This plan is not small and will have significant impact in the West End and across the city. Stay tuned, as the planning is far from over and comment continues to be solicited at greatriverpark.org. A preliminary report from the design team is due in February followed by public comment leading to the Great River Park Master Plan final report next summer.
Recollections of a Caring, Witty and Talented Neighbor | 12.10
by Jerry Rothstein

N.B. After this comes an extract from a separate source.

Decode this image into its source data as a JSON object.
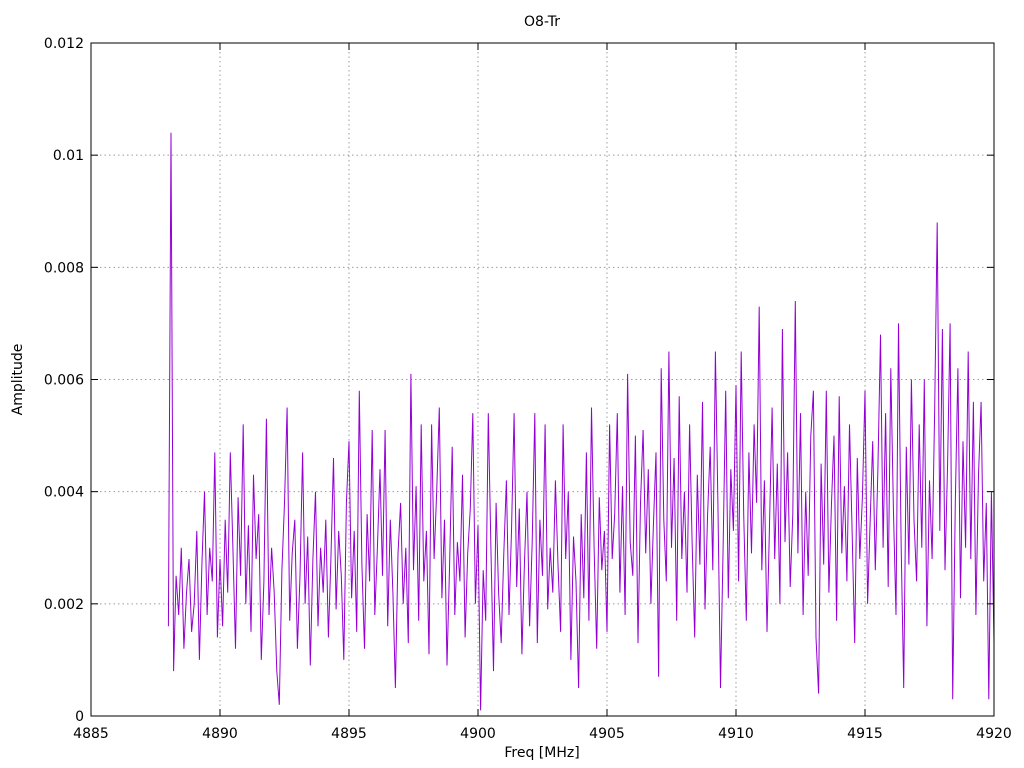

Talking with Margaret Hohn about her lifetime of baking carries with it an important benefit — freshly baked cookies of several kinds and a good cup of tea. “I don’t drink coffee,” she says, “so those that want it have to bring it along.” I had the best chocolate chip cookie (well, okay, more than one) and a wonderful lime-flavored shortbread with a thin glaze — applied with a child’s paintbrush for total evenness.Margaret has spent her entire life in the West Seventh neighborhood. Born in 1915 when her family lived on James Street, she has been in her present home on Juno for 58 years. Her husband Adam worked for the Northern Pacific from the age of sixteen for a total of forty-six years. For him, Margaret made “brandy rocks,” which helped him keep warm internally through the winter on the job.Schooled at St. Francis first and then St. James, Margaret remembers a bit of conflict between the two school groups, but in general her memories of the neighborhood are happy ones: The time that the man at Bay and James built a toboggan slide three houses long, and her father chipped in by building a warming house; the many gardens the grandmothers had in their back yards and their pause to kneel for the Angelus, signaled by church bells, at noon. For the Friday night “depression poker” games (in hard times, a one dollar limit), she made fudge.She first learned to bake at fourteen and over the years her family always had dessert at the end of a big meal. Margaret’s repertoire is not just one specialty cookie, but a vast file of many types, from melting moments to delicate cutouts, decorated for the season or event they were made for. The recipes have been from many sources, but Margaret has refined them all to her exacting standards. Over the years, there have always been cookies made not only for family, but friends, neighbors, the nuns at school, the priest and the staff at the West 7th Community Center, where she and Adam were volunteers and participants in many programs.Holiday baking is apparently effortless, as her growing family of five children, fifteen grandchildren and eight great-grandchildren can absorb greater and greater numbers. She makes more than 1200 cookies and candies every Christmas season, and has specialties for Valentines Day, Easter, Halloween and grandchildren’s and great grandchildren’s birthdays. She is such a perfectionist on how they look, that she looks at pictures of fish, butterflies and animals to get the most realistic look. Sometimes they are just too cute, like the coconut she puts on the lambs for Easter to resemble wool. She has made melt-in-your-mouth mints molded in a rose for all the grandchildren’s high school graduations, taking special care in matching the school colors.As Margaret approaches her 96th birthday in January, she says with a smile, “I have six docs keeping me ticking.” She is still trying new recipes, still quilting, still a great example of West End spirit.